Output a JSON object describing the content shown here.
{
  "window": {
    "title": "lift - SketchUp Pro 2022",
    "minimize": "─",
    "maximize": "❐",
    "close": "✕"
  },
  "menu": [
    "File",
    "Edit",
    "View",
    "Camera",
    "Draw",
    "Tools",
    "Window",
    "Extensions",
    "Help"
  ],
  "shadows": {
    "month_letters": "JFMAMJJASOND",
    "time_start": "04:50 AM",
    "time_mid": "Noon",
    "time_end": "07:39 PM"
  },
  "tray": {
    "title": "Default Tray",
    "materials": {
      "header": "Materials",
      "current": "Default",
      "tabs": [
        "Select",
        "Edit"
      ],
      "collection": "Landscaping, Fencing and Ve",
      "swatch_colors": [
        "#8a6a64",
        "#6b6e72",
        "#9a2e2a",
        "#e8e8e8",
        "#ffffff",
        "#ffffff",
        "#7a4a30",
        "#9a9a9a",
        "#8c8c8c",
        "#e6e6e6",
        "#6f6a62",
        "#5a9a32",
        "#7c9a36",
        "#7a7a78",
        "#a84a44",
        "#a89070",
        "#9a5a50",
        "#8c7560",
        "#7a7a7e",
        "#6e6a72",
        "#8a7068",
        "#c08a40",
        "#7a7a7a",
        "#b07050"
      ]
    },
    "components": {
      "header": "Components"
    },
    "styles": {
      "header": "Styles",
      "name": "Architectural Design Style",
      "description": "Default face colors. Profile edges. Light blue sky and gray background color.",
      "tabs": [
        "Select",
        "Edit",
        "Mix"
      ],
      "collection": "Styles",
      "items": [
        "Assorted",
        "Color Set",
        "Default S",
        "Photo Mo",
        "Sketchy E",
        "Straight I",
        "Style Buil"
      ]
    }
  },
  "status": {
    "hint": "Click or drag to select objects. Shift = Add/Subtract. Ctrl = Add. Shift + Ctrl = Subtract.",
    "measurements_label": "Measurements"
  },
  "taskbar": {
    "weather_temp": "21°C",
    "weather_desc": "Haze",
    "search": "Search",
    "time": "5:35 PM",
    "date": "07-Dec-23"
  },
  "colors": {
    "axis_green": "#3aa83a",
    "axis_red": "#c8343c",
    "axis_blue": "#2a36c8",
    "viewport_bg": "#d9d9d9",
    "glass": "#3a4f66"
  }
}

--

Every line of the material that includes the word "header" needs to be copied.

      "header": "Materials",
      "header": "Components"
      "header": "Styles",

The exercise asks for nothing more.